Notice: Eighth Circuit Rule 28a(k) Governs Citation of Unpublished Opinions and Provides That They Are Not Precedent and Generally Should Not Be Cited Unless Relevant to Establishing the Doctrines of Res Judicata, Collateral Estoppel, the Law of the Case, or if the Opinion Has Persuasive Value on a Material Issue and No Published Opinion Would Serve As Well.j.l. Mcgraw; Lanelle Mcgraw, Appellants, v. United States of America, Appellee, 980 F.2d 735 (8th Cir. 1992)Annotate this Case
Before FAGG, BOWMAN, and WOLLMAN, Circuit Judges.
J.L. and LaNelle McGraw ("the McGraws") appeal from the District Court's1 dismissal of their tax-related action. We affirm.
Under threat of foreclosure, the McGraws liquidated their assets and farmland to satisfy their debts in 1979. The Internal Revenue Service (IRS) assessed a tax on the capital gain resulting from the increase in the value of the land. Congress retroactively exempted similarly-situated farmers who had transferred their land after December 31, 1981, from paying this tax. The McGraws claimed below that they had been denied equal protection and due process because Congress did not extend the exemption to cover the period when they had transferred their land. The McGraws sought an abatement of the taxes owed, release of the IRS lien on their house, return of money seized from their bank account, and the return of tax credits and refunds seized from them. They also sought a declaration that applying this tax to them was unconstitutional, an order restraining the IRS from further collection activities, and damages.

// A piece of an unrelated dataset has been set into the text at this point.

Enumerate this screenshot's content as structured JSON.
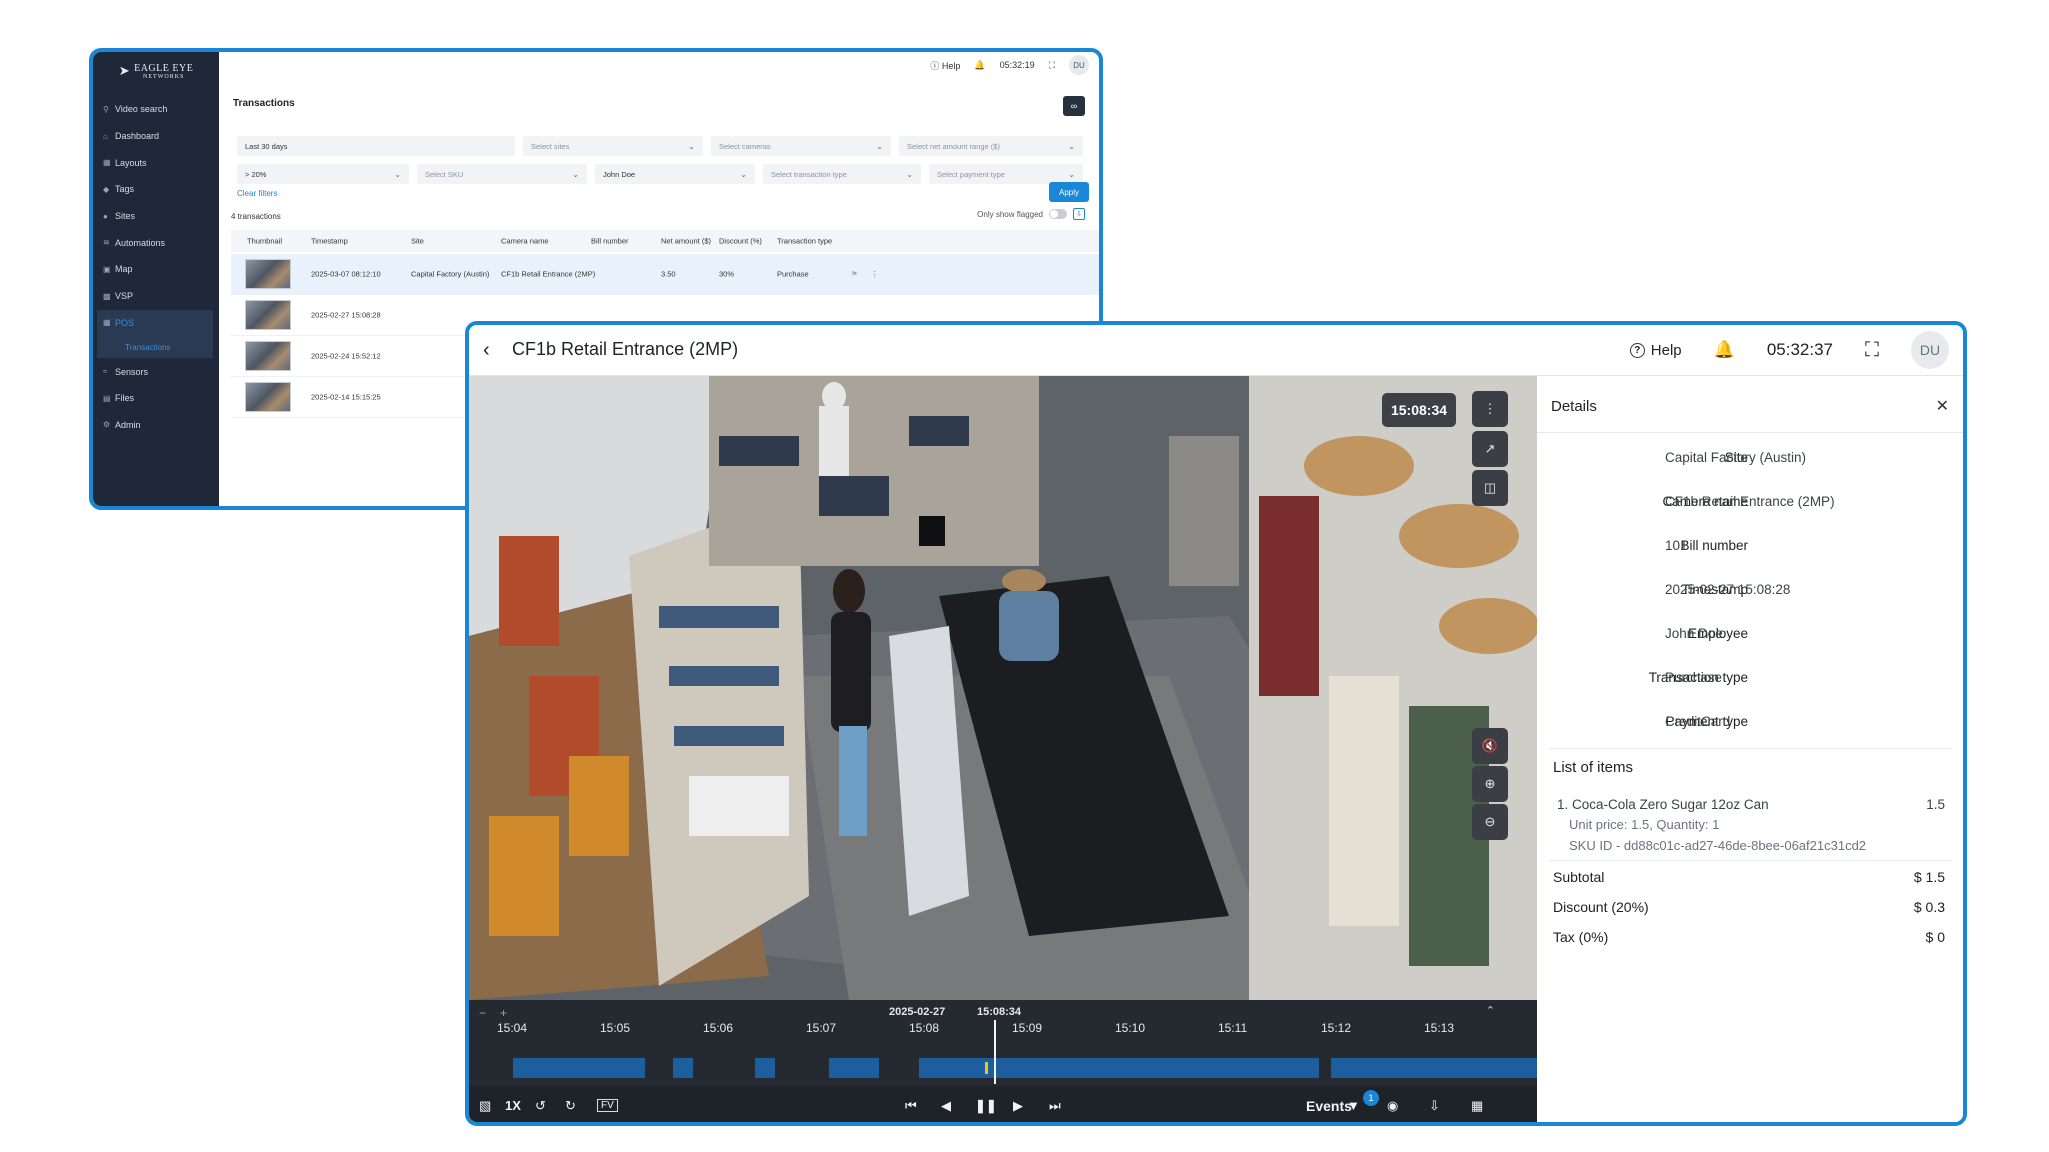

We conclude that the District Court lacked subject matter jurisdiction over this action. To the extent that the McGraws seek a declaration that the tax on their capital gain was unconstitutional as applied to them, their action is barred by the Declaratory Judgment Act. 28 U.S.C. § 2201 (1988); see also Hughes v. United States, 953 F.2d 531, 537 n.3 (9th Cir. 1992) (action barred where, although plaintiffs asserted due process violation, real issue was whether taxes had to be paid). To the extent that the McGraws seek relief from collection activities, their action is barred by the Anti-Injunction Act. 26 U.S.C. § 7421(a) (1988); see also Nuttelman v. Vossberg, 753 F.2d 712, 714 (8th Cir. 1985) (per curiam) (federal court's jurisdiction to restrain collection of taxes severely limited by statute). To the extent that the McGraws seek to challenge the assessment of the tax and obtain a refund of taxes paid, only two remedies are generally available: they may pay the taxes in full and sue in District Court, or they may petition the Tax Court without prior payment of taxes.2 Further, we note that the United States has not waived its sovereign immunity in this instance. See United States v. Mitchell, 463 U.S. 206, 212 (1983) (consent by United States is prerequisite for jurisdiction). We conclude that the remaining arguments lack merit.
Accordingly, we affirm.